> _Requirement_
Some lines below hold "feedback". Pick them out and copy them.

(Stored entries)

···

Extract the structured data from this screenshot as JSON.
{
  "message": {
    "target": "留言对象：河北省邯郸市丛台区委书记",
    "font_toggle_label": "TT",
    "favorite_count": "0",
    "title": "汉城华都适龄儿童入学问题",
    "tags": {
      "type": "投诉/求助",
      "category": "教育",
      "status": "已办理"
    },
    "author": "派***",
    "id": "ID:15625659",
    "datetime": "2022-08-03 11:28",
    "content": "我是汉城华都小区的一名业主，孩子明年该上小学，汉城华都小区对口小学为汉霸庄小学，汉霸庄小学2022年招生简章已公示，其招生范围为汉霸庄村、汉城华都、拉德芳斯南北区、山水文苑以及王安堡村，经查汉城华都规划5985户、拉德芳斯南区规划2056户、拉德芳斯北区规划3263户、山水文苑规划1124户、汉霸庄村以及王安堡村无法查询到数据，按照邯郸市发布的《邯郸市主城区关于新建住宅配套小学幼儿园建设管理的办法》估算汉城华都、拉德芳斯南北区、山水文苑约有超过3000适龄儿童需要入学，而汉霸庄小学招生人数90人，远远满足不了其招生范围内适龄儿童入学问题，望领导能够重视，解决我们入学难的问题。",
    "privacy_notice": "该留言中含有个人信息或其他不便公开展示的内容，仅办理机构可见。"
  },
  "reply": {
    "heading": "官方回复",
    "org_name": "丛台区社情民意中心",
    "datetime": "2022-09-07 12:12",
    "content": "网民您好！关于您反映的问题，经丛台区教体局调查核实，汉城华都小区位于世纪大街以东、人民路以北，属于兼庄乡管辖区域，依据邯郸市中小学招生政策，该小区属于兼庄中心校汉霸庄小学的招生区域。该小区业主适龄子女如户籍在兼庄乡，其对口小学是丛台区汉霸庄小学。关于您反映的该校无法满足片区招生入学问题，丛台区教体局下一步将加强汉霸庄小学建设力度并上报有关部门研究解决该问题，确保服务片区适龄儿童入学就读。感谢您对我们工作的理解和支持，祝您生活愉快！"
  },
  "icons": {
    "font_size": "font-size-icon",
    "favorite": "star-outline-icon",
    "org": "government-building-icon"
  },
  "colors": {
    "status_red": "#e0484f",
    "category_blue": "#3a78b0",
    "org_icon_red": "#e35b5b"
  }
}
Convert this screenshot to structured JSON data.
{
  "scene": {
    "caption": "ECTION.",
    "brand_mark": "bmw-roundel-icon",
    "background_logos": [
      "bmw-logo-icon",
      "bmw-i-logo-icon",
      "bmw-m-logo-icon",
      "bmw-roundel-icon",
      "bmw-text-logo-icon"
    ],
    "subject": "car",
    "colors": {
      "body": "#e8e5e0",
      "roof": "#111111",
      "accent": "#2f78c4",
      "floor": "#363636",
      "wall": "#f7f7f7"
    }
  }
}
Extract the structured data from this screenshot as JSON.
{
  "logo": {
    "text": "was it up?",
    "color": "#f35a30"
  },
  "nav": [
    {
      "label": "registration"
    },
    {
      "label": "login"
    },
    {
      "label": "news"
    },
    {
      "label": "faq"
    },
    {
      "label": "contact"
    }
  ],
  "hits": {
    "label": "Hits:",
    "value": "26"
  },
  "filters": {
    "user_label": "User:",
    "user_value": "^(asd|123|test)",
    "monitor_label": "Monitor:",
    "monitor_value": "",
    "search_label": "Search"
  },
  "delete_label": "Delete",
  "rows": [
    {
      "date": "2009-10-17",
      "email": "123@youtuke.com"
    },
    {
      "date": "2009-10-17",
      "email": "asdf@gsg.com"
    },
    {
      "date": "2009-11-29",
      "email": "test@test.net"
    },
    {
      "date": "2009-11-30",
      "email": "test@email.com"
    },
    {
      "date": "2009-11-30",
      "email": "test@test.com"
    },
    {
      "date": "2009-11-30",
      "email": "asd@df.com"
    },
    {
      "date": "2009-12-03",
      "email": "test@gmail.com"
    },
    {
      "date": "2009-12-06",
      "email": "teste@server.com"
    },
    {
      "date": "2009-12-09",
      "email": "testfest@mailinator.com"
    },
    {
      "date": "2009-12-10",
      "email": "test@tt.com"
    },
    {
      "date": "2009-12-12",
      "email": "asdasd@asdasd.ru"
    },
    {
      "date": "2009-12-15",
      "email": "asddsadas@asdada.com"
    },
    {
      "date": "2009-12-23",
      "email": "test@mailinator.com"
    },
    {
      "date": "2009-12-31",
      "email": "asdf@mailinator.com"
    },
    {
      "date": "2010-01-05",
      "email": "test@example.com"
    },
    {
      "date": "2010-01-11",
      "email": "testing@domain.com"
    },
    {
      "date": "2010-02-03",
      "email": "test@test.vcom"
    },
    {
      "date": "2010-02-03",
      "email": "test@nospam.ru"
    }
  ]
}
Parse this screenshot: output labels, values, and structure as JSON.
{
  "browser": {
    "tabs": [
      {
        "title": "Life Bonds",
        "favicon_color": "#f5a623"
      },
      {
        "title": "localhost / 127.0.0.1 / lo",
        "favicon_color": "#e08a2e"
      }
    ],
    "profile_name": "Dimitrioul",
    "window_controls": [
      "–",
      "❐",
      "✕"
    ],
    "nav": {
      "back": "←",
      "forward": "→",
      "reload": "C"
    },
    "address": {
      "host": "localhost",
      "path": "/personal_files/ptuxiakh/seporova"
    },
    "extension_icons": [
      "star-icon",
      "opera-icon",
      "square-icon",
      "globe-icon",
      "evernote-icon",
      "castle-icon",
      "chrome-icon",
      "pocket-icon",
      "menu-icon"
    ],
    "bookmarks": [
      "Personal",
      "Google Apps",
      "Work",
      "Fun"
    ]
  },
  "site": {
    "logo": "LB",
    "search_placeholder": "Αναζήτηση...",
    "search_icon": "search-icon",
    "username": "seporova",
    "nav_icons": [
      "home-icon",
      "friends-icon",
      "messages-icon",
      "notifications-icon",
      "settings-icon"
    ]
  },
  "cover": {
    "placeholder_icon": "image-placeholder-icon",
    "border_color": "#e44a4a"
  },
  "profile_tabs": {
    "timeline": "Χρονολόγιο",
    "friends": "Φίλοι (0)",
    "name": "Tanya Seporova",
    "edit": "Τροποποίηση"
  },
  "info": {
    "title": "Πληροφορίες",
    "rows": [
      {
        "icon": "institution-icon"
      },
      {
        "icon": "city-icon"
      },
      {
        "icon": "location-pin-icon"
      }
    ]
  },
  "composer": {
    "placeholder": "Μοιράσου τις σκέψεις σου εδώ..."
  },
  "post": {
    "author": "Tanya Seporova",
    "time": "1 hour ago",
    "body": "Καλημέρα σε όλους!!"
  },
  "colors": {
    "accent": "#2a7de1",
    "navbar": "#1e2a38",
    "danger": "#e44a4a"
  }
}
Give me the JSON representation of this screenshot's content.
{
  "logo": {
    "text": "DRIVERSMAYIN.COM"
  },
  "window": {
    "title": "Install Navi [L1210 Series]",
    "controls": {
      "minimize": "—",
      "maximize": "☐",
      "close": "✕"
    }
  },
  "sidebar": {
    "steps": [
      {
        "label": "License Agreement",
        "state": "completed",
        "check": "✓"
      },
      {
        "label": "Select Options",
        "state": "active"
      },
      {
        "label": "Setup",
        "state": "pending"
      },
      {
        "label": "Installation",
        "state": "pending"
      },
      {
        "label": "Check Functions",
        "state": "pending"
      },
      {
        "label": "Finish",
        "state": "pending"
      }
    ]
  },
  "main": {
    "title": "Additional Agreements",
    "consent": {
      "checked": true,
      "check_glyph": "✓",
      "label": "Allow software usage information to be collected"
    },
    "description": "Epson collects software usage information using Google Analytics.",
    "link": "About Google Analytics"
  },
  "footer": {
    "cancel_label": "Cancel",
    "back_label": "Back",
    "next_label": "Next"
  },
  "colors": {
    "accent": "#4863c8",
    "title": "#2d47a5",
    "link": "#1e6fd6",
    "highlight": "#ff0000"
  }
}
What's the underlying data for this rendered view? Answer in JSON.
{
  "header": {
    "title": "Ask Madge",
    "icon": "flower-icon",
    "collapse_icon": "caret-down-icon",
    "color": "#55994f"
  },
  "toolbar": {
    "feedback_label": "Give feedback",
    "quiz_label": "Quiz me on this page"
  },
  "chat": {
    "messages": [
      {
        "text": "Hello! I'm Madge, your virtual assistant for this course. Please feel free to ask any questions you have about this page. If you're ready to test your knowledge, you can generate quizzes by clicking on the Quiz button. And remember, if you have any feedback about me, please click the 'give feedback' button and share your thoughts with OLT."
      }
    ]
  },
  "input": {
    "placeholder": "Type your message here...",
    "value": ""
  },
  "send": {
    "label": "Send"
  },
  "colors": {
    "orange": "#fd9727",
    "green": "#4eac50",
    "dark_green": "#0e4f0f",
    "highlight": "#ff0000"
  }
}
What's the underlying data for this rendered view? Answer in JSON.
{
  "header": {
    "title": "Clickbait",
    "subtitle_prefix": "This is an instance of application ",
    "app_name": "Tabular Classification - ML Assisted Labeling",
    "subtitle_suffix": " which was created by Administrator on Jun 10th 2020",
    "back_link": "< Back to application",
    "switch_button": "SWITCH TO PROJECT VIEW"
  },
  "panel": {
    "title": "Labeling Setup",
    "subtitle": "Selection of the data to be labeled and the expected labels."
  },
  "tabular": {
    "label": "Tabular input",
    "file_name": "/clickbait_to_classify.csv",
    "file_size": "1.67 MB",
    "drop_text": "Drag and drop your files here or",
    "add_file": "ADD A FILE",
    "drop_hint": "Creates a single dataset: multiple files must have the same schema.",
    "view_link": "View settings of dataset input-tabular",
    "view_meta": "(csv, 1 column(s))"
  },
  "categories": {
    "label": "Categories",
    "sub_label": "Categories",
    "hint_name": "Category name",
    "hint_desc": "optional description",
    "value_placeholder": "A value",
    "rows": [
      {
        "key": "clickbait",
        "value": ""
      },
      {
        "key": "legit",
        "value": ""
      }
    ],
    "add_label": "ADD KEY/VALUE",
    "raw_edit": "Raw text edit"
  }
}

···

> _Solution to this task_
    "feedback_label": "Give feedback",
        "text": "Hello! I'm Madge, your virtual assistant for this course. Please feel free to ask any questions you have about this page. If you're ready to test your knowledge, you can generate quizzes by clicking on the Quiz button. And remember, if you have any feedback about me, please click the 'give feedback' button and share your thoughts with OLT."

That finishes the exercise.